Business owners should annually review their business insurance requirements. Consult with an insurance broker to review all aspects of your insurance coverage and have them shop around to get you the best deal for what you need. Different insurance providers offer different rates for the same coverage, so it is all about finding the best deals and your insurance broker should be able to help you with that.
Larger business with a lot of insured assets should do an asset review along with their annual insurance renewal to make sure they are not paying insurance for assets they no longer have.
Increasing your deductible is another way to reduce your premiums. Make sure that the amount of your deductible is not so high that it would be unaffordable for your business if you had to make a claim.
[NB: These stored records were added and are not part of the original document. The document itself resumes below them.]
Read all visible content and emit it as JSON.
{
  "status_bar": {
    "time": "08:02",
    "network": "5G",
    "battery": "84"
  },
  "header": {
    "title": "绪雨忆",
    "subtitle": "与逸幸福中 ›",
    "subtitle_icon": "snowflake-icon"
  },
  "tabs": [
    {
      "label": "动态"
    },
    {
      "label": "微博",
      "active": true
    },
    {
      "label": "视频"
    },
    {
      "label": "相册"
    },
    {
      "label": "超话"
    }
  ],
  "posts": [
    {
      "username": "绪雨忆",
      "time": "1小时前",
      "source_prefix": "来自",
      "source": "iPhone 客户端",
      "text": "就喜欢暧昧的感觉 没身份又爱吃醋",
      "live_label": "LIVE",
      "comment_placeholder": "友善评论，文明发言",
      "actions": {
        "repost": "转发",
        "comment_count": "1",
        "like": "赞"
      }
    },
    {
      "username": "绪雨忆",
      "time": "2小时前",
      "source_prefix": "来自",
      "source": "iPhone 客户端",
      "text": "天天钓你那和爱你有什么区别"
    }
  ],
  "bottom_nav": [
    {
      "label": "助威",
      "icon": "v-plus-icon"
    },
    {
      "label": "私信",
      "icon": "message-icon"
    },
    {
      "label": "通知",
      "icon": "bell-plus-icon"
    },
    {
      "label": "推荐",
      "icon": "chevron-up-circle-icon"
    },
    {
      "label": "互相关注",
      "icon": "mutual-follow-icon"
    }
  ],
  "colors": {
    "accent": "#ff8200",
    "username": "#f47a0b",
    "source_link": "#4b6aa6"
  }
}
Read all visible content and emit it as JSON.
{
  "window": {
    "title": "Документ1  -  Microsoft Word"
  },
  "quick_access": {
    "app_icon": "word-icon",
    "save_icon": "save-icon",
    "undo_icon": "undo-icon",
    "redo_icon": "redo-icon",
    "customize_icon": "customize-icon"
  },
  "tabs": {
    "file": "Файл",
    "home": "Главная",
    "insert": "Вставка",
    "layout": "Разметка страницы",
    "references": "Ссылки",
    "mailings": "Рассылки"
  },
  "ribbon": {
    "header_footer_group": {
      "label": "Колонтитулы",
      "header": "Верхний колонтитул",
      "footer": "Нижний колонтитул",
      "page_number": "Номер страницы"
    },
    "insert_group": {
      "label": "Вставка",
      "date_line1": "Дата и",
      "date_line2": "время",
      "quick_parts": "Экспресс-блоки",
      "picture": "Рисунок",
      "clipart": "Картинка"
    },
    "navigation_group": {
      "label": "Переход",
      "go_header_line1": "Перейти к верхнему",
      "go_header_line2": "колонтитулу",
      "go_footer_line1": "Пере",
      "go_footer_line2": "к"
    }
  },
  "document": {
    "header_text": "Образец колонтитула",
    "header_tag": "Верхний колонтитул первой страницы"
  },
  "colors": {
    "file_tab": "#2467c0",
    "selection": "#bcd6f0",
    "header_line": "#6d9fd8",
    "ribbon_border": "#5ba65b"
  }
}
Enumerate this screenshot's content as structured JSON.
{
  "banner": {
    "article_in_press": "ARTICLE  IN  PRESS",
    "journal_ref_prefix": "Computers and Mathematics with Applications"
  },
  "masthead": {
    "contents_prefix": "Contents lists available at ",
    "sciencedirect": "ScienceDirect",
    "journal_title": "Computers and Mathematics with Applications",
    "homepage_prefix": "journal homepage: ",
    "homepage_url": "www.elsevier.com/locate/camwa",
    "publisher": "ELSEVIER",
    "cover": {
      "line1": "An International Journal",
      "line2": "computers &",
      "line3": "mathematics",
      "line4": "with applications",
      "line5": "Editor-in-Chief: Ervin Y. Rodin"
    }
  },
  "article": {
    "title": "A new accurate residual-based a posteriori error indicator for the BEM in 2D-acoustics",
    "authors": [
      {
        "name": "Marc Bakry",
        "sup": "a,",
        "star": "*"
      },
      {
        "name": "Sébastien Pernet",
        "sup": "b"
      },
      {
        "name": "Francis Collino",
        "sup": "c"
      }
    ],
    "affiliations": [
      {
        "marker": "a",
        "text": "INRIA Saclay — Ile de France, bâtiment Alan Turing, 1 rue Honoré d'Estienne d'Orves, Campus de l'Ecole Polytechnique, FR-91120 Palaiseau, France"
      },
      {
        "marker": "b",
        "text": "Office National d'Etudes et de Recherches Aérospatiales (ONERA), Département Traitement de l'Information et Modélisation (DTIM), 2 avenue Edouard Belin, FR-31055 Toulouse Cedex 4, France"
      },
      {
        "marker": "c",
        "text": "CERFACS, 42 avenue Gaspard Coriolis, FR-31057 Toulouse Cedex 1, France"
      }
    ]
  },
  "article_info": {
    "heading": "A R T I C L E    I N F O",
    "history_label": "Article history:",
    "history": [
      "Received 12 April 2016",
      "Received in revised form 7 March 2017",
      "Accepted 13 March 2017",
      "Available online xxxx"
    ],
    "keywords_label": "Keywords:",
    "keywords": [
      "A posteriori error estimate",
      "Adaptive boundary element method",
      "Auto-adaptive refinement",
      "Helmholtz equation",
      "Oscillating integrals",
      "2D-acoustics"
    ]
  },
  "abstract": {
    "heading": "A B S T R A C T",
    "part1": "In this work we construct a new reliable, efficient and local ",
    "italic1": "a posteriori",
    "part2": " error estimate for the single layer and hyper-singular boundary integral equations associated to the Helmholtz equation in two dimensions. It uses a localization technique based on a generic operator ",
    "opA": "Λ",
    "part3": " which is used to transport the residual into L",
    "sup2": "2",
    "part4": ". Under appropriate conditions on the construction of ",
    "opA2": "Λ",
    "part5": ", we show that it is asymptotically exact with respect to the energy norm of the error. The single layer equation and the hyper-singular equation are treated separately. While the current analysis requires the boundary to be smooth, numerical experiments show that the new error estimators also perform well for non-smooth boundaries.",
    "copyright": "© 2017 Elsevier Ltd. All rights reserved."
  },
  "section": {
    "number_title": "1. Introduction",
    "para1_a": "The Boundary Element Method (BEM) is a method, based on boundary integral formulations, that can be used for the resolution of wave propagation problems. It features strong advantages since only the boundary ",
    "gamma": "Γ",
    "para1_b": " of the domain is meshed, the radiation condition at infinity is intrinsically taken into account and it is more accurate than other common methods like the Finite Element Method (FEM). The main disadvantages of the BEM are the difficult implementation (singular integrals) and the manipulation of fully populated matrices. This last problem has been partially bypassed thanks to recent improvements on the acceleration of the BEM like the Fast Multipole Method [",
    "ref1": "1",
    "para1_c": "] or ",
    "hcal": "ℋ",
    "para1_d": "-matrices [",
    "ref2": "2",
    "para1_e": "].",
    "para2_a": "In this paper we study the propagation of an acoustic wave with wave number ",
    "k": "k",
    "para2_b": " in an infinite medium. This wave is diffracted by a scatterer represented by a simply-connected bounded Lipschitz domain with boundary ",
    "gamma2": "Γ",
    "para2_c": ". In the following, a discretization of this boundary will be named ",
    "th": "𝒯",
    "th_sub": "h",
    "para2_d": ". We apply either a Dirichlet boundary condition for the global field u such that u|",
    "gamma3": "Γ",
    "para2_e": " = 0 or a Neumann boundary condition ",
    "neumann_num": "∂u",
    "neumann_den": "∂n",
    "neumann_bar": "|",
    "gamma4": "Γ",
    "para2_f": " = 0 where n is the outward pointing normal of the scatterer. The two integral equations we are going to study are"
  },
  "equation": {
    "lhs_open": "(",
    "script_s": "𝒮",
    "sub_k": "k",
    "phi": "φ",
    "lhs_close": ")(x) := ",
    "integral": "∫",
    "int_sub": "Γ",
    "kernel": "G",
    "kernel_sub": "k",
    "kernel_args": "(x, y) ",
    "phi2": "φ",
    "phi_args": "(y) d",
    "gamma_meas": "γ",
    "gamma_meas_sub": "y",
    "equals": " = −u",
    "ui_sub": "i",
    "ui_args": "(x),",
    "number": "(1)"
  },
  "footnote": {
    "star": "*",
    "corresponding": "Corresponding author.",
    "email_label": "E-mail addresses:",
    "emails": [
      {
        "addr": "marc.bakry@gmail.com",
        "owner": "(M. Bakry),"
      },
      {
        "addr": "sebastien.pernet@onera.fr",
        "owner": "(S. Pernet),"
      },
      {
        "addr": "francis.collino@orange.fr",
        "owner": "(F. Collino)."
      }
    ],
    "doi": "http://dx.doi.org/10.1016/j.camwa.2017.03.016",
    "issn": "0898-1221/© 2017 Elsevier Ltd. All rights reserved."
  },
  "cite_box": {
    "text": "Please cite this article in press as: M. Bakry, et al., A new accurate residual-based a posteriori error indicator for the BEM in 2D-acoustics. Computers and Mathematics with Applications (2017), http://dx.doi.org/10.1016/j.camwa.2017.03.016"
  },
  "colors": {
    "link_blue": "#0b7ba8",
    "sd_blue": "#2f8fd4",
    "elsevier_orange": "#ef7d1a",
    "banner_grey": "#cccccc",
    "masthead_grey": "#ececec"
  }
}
You can also save with group rates if you are a member of a business or professional organization. The reduction in insurance costs is often more than the offset costs of membership. For example, organizations such as the Chambers of Commerce offer insurance plans to members.
Additionally, you can be eligible for insurance discounts by upgrading your business premises with fire alarms, sprinkler systems, and security systems or patrols.
Cut Travel Expenses
If your business requires a lot of travel, find ways to cut those costs in half. You can save a lot of money by avoiding unnecessary trip. Instead try using online resources like Skype and Facetime to conduct meetings with people in various locations rather than everyone traveling to meet at once location.
If you must travel, make sure to be smart about your travel plans. Book only Economy tickets to fly and make sure you get hotel deals. Plus, make sure not let your employees charge every meal and other expenses back to the company and instead offer a stipend.
Let Employees Telecommunicate
Allowing your employees to work from home will save you a ton in overhead costs. You will save on office supplies, utilities and maybe even rental costs for your office space. Technology makes it easier than ever for workforces to connect from anywhere at any time, so there is no longer the need to be locked into traditional office spaces.